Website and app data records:
□ □ □ □ □ □ □

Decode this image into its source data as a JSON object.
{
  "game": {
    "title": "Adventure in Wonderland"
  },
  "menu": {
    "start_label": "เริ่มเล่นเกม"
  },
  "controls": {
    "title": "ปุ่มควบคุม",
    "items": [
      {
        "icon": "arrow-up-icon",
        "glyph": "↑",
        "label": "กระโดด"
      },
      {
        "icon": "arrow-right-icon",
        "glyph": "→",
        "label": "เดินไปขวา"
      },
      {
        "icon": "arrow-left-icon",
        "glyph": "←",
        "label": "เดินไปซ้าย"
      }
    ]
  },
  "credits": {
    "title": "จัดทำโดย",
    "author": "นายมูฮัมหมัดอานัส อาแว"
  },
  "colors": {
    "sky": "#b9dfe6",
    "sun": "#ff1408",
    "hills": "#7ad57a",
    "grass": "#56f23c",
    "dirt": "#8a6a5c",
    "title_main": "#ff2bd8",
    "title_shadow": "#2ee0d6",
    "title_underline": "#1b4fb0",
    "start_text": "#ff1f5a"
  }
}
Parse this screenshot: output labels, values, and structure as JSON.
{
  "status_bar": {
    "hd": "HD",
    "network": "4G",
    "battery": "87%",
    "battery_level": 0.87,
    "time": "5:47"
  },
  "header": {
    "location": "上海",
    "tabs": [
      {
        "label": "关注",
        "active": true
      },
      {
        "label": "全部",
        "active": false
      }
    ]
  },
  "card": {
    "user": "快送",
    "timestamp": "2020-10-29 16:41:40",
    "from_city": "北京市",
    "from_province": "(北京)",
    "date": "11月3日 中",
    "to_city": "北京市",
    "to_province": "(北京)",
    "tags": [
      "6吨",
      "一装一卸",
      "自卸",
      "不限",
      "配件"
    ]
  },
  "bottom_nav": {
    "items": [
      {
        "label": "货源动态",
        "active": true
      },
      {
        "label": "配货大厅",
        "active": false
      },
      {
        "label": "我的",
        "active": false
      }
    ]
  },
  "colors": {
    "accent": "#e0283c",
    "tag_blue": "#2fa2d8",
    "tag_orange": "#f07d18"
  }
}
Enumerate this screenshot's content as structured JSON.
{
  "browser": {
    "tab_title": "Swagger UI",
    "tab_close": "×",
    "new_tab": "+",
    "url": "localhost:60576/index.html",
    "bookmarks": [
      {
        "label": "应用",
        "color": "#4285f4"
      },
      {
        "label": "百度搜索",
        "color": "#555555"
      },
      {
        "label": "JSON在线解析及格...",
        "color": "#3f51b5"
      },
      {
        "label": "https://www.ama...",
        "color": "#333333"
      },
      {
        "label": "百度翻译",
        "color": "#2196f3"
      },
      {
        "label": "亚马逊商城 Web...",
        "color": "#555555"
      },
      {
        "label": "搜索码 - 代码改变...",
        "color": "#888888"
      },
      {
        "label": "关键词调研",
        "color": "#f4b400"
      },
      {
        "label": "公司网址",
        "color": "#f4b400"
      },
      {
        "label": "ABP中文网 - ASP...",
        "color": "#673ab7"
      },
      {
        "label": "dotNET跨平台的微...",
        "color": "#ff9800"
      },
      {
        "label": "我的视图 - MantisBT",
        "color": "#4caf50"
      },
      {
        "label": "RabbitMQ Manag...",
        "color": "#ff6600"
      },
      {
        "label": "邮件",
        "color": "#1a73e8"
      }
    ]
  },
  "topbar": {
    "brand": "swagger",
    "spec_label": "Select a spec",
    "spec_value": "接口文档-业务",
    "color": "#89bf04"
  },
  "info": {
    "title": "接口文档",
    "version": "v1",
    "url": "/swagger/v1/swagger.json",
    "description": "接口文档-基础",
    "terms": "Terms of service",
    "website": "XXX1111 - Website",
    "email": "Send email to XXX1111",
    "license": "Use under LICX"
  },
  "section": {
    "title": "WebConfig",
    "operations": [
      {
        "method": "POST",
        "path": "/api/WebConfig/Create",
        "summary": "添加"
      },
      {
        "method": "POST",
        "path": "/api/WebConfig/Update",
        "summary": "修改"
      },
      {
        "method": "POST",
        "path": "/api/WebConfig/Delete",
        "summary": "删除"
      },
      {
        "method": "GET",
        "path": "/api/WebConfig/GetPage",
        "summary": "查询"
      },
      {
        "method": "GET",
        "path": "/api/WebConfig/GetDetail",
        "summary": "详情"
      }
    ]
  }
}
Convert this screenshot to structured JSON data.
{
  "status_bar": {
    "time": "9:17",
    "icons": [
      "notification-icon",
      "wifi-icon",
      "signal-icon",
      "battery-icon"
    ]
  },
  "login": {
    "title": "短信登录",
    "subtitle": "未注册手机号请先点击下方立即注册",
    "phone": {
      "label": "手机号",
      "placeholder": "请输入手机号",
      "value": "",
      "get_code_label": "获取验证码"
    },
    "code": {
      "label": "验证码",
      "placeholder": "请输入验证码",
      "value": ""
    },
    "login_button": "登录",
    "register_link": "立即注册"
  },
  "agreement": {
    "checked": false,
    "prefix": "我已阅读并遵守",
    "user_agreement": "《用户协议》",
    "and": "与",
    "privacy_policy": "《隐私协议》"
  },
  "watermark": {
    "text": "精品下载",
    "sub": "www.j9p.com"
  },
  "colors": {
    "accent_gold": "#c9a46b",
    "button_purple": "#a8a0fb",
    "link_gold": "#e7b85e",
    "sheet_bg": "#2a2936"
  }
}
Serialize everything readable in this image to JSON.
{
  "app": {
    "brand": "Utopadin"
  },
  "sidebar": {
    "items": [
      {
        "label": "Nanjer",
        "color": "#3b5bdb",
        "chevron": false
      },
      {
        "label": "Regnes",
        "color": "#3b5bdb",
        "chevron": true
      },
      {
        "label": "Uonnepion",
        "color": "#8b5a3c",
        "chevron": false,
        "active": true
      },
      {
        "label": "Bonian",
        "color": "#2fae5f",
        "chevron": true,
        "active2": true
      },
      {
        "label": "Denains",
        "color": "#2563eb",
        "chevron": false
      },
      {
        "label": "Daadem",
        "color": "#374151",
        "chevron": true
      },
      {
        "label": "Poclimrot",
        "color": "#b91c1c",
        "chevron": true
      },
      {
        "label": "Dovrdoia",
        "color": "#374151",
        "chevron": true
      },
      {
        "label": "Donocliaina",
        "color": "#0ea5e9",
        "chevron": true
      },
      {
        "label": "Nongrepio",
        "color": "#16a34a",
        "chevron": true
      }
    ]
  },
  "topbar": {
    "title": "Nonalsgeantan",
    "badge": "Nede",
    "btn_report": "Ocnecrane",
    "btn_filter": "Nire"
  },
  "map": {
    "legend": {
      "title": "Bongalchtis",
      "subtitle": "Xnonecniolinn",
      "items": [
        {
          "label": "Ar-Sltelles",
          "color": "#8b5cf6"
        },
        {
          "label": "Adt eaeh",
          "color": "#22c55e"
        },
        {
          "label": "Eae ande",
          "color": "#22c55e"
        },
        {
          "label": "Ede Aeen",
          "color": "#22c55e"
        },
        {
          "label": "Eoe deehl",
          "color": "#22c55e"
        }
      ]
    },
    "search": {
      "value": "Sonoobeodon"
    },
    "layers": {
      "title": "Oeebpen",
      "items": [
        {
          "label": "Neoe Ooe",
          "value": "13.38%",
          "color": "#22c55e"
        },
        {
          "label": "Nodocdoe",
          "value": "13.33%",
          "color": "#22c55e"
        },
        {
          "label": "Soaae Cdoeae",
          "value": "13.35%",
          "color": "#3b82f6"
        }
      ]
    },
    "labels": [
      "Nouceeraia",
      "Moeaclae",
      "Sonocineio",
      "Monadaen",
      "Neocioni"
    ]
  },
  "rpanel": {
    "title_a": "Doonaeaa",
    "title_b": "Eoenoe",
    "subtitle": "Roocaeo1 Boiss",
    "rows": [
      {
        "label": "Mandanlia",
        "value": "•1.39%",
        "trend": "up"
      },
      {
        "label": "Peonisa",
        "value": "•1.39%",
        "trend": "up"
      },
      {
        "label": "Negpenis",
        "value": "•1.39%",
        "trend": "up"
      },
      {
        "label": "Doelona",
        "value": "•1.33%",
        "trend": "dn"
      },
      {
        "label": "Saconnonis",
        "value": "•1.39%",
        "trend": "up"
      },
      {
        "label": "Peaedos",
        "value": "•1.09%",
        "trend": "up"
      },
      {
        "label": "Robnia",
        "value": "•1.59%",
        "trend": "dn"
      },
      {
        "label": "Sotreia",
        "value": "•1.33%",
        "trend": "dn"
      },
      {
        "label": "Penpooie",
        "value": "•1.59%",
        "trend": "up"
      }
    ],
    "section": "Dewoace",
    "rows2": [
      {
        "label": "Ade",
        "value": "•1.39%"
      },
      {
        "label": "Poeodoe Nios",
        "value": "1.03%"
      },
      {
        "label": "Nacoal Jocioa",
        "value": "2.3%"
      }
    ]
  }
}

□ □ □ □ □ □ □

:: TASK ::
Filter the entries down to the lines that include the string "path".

:: RESULT FOR THIS TASK ::
        "path": "/api/WebConfig/Create",
        "path": "/api/WebConfig/Update",
        "path": "/api/WebConfig/Delete",
        "path": "/api/WebConfig/GetPage",
        "path": "/api/WebConfig/GetDetail",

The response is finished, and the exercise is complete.